» **Stored items**:
········

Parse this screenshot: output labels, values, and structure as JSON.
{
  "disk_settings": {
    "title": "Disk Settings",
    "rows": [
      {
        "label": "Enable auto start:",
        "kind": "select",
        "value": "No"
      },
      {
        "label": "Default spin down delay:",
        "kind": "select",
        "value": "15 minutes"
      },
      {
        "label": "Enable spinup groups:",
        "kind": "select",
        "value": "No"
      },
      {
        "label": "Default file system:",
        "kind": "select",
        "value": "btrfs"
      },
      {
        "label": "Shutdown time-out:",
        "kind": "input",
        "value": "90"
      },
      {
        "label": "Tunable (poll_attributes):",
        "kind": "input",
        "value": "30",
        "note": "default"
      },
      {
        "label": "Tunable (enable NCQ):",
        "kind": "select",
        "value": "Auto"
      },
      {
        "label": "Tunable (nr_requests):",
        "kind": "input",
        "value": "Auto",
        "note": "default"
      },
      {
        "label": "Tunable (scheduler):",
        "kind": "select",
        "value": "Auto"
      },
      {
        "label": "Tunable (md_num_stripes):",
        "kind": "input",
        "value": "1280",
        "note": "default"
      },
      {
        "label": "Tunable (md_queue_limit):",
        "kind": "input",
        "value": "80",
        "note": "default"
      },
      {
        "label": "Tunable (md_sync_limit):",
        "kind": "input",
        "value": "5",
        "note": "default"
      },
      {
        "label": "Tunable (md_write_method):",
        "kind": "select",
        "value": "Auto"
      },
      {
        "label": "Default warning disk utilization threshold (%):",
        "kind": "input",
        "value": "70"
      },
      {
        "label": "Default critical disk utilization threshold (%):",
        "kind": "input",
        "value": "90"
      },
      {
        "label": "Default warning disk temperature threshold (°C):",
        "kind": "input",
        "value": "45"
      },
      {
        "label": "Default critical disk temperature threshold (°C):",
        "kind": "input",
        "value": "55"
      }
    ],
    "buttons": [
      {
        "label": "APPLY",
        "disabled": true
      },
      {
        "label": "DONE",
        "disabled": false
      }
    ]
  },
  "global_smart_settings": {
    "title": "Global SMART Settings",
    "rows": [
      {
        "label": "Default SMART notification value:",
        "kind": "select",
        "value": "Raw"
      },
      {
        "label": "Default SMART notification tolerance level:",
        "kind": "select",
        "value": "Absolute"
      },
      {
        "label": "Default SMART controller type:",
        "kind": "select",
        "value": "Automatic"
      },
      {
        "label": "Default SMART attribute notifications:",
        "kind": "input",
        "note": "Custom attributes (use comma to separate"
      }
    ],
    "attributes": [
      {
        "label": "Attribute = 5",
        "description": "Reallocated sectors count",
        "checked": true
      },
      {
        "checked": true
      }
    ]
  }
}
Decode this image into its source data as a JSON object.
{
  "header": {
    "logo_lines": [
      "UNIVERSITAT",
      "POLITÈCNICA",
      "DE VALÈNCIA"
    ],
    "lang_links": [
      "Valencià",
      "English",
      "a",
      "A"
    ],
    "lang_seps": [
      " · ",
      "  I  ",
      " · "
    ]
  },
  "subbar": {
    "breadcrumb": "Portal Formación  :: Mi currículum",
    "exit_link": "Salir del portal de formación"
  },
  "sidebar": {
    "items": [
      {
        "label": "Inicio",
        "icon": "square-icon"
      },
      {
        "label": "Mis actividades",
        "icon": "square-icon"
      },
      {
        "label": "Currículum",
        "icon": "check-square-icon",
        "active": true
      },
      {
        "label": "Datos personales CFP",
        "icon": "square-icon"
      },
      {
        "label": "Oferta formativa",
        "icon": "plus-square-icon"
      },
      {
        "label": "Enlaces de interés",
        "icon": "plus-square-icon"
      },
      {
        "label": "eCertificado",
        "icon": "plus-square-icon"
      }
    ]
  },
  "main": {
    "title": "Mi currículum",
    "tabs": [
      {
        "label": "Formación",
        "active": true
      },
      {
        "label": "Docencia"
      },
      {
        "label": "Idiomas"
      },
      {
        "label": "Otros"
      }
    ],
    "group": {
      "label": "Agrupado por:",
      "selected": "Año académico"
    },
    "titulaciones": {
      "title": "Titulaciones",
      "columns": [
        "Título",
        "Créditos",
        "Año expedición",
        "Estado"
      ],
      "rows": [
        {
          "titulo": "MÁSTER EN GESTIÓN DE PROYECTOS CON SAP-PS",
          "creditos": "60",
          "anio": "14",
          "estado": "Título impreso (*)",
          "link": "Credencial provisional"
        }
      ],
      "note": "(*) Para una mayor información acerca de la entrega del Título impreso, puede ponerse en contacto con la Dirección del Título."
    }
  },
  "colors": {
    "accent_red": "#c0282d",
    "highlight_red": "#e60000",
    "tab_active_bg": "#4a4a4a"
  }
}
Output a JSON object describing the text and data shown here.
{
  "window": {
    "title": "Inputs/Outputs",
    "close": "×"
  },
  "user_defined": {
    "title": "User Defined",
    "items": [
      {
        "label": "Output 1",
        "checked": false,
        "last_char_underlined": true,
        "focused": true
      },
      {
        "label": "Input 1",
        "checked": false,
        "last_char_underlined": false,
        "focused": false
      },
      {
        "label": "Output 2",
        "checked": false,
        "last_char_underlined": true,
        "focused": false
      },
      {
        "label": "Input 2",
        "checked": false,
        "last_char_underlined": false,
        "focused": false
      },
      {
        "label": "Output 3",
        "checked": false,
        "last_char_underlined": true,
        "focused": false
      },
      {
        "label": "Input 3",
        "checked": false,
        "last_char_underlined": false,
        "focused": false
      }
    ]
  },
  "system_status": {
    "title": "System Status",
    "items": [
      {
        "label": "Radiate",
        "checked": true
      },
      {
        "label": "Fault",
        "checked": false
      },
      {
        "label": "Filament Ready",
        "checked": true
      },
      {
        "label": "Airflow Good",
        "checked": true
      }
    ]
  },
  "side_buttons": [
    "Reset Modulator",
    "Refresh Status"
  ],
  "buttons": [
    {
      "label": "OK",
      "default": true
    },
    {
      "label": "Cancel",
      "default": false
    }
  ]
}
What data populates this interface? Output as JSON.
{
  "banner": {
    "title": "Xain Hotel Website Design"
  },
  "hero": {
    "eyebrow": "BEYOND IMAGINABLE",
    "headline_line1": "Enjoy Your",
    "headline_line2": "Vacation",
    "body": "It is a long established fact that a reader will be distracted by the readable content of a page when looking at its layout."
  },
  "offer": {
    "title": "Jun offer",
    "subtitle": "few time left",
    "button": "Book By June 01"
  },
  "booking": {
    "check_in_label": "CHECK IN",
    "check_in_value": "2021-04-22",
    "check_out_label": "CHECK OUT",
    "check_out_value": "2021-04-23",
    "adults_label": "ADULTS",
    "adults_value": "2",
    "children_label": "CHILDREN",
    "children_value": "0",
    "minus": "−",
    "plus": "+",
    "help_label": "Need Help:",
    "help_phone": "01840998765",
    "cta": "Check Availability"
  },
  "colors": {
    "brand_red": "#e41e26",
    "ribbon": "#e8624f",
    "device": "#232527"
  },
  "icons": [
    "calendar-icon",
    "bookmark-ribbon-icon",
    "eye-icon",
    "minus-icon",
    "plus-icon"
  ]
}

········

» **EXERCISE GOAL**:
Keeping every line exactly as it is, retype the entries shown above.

» **REPLY TO THE EXERCISE**:
Parse this screenshot: output labels, values, and structure as JSON.
{
  "disk_settings": {
    "title": "Disk Settings",
    "rows": [
      {
        "label": "Enable auto start:",
        "kind": "select",
        "value": "No"
      },
      {
        "label": "Default spin down delay:",
        "kind": "select",
        "value": "15 minutes"
      },
      {
        "label": "Enable spinup groups:",
        "kind": "select",
        "value": "No"
      },
      {
        "label": "Default file system:",
        "kind": "select",
        "value": "btrfs"
      },
      {
        "label": "Shutdown time-out:",
        "kind": "input",
        "value": "90"
      },
      {
        "label": "Tunable (poll_attributes):",
        "kind": "input",
        "value": "30",
        "note": "default"
      },
      {
        "label": "Tunable (enable NCQ):",
        "kind": "select",
        "value": "Auto"
      },
      {
        "label": "Tunable (nr_requests):",
        "kind": "input",
        "value": "Auto",
        "note": "default"
      },
      {
        "label": "Tunable (scheduler):",
        "kind": "select",
        "value": "Auto"
      },
      {
        "label": "Tunable (md_num_stripes):",
        "kind": "input",
        "value": "1280",
        "note": "default"
      },
      {
        "label": "Tunable (md_queue_limit):",
        "kind": "input",
        "value": "80",
        "note": "default"
      },
      {
        "label": "Tunable (md_sync_limit):",
        "kind": "input",
        "value": "5",
        "note": "default"
      },
      {
        "label": "Tunable (md_write_method):",
        "kind": "select",
        "value": "Auto"
      },
      {
        "label": "Default warning disk utilization threshold (%):",
        "kind": "input",
        "value": "70"
      },
      {
        "label": "Default critical disk utilization threshold (%):",
        "kind": "input",
        "value": "90"
      },
      {
        "label": "Default warning disk temperature threshold (°C):",
        "kind": "input",
        "value": "45"
      },
      {
        "label": "Default critical disk temperature threshold (°C):",
        "kind": "input",
        "value": "55"
      }
    ],
    "buttons": [
      {
        "label": "APPLY",
        "disabled": true
      },
      {
        "label": "DONE",
        "disabled": false
      }
    ]
  },
  "global_smart_settings": {
    "title": "Global SMART Settings",
    "rows": [
      {
        "label": "Default SMART notification value:",
        "kind": "select",
        "value": "Raw"
      },
      {
        "label": "Default SMART notification tolerance level:",
        "kind": "select",
        "value": "Absolute"
      },
      {
        "label": "Default SMART controller type:",
        "kind": "select",
        "value": "Automatic"
      },
      {
        "label": "Default SMART attribute notifications:",
        "kind": "input",
        "note": "Custom attributes (use comma to separate"
      }
    ],
    "attributes": [
      {
        "label": "Attribute = 5",
        "description": "Reallocated sectors count",
        "checked": true
      },
      {
        "checked": true
      }
    ]
  }
}
Decode this image into its source data as a JSON object.
{
  "header": {
    "logo_lines": [
      "UNIVERSITAT",
      "POLITÈCNICA",
      "DE VALÈNCIA"
    ],
    "lang_links": [
      "Valencià",
      "English",
      "a",
      "A"
    ],
    "lang_seps": [
      " · ",
      "  I  ",
      " · "
    ]
  },
  "subbar": {
    "breadcrumb": "Portal Formación  :: Mi currículum",
    "exit_link": "Salir del portal de formación"
  },
  "sidebar": {
    "items": [
      {
        "label": "Inicio",
        "icon": "square-icon"
      },
      {
        "label": "Mis actividades",
        "icon": "square-icon"
      },
      {
        "label": "Currículum",
        "icon": "check-square-icon",
        "active": true
      },
      {
        "label": "Datos personales CFP",
        "icon": "square-icon"
      },
      {
        "label": "Oferta formativa",
        "icon": "plus-square-icon"
      },
      {
        "label": "Enlaces de interés",
        "icon": "plus-square-icon"
      },
      {
        "label": "eCertificado",
        "icon": "plus-square-icon"
      }
    ]
  },
  "main": {
    "title": "Mi currículum",
    "tabs": [
      {
        "label": "Formación",
        "active": true
      },
      {
        "label": "Docencia"
      },
      {
        "label": "Idiomas"
      },
      {
        "label": "Otros"
      }
    ],
    "group": {
      "label": "Agrupado por:",
      "selected": "Año académico"
    },
    "titulaciones": {
      "title": "Titulaciones",
      "columns": [
        "Título",
        "Créditos",
        "Año expedición",
        "Estado"
      ],
      "rows": [
        {
          "titulo": "MÁSTER EN GESTIÓN DE PROYECTOS CON SAP-PS",
          "creditos": "60",
          "anio": "14",
          "estado": "Título impreso (*)",
          "link": "Credencial provisional"
        }
      ],
      "note": "(*) Para una mayor información acerca de la entrega del Título impreso, puede ponerse en contacto con la Dirección del Título."
    }
  },
  "colors": {
    "accent_red": "#c0282d",
    "highlight_red": "#e60000",
    "tab_active_bg": "#4a4a4a"
  }
}
Output a JSON object describing the text and data shown here.
{
  "window": {
    "title": "Inputs/Outputs",
    "close": "×"
  },
  "user_defined": {
    "title": "User Defined",
    "items": [
      {
        "label": "Output 1",
        "checked": false,
        "last_char_underlined": true,
        "focused": true
      },
      {
        "label": "Input 1",
        "checked": false,
        "last_char_underlined": false,
        "focused": false
      },
      {
        "label": "Output 2",
        "checked": false,
        "last_char_underlined": true,
        "focused": false
      },
      {
        "label": "Input 2",
        "checked": false,
        "last_char_underlined": false,
        "focused": false
      },
      {
        "label": "Output 3",
        "checked": false,
        "last_char_underlined": true,
        "focused": false
      },
      {
        "label": "Input 3",
        "checked": false,
        "last_char_underlined": false,
        "focused": false
      }
    ]
  },
  "system_status": {
    "title": "System Status",
    "items": [
      {
        "label": "Radiate",
        "checked": true
      },
      {
        "label": "Fault",
        "checked": false
      },
      {
        "label": "Filament Ready",
        "checked": true
      },
      {
        "label": "Airflow Good",
        "checked": true
      }
    ]
  },
  "side_buttons": [
    "Reset Modulator",
    "Refresh Status"
  ],
  "buttons": [
    {
      "label": "OK",
      "default": true
    },
    {
      "label": "Cancel",
      "default": false
    }
  ]
}
What data populates this interface? Output as JSON.
{
  "banner": {
    "title": "Xain Hotel Website Design"
  },
  "hero": {
    "eyebrow": "BEYOND IMAGINABLE",
    "headline_line1": "Enjoy Your",
    "headline_line2": "Vacation",
    "body": "It is a long established fact that a reader will be distracted by the readable content of a page when looking at its layout."
  },
  "offer": {
    "title": "Jun offer",
    "subtitle": "few time left",
    "button": "Book By June 01"
  },
  "booking": {
    "check_in_label": "CHECK IN",
    "check_in_value": "2021-04-22",
    "check_out_label": "CHECK OUT",
    "check_out_value": "2021-04-23",
    "adults_label": "ADULTS",
    "adults_value": "2",
    "children_label": "CHILDREN",
    "children_value": "0",
    "minus": "−",
    "plus": "+",
    "help_label": "Need Help:",
    "help_phone": "01840998765",
    "cta": "Check Availability"
  },
  "colors": {
    "brand_red": "#e41e26",
    "ribbon": "#e8624f",
    "device": "#232527"
  },
  "icons": [
    "calendar-icon",
    "bookmark-ribbon-icon",
    "eye-icon",
    "minus-icon",
    "plus-icon"
  ]
}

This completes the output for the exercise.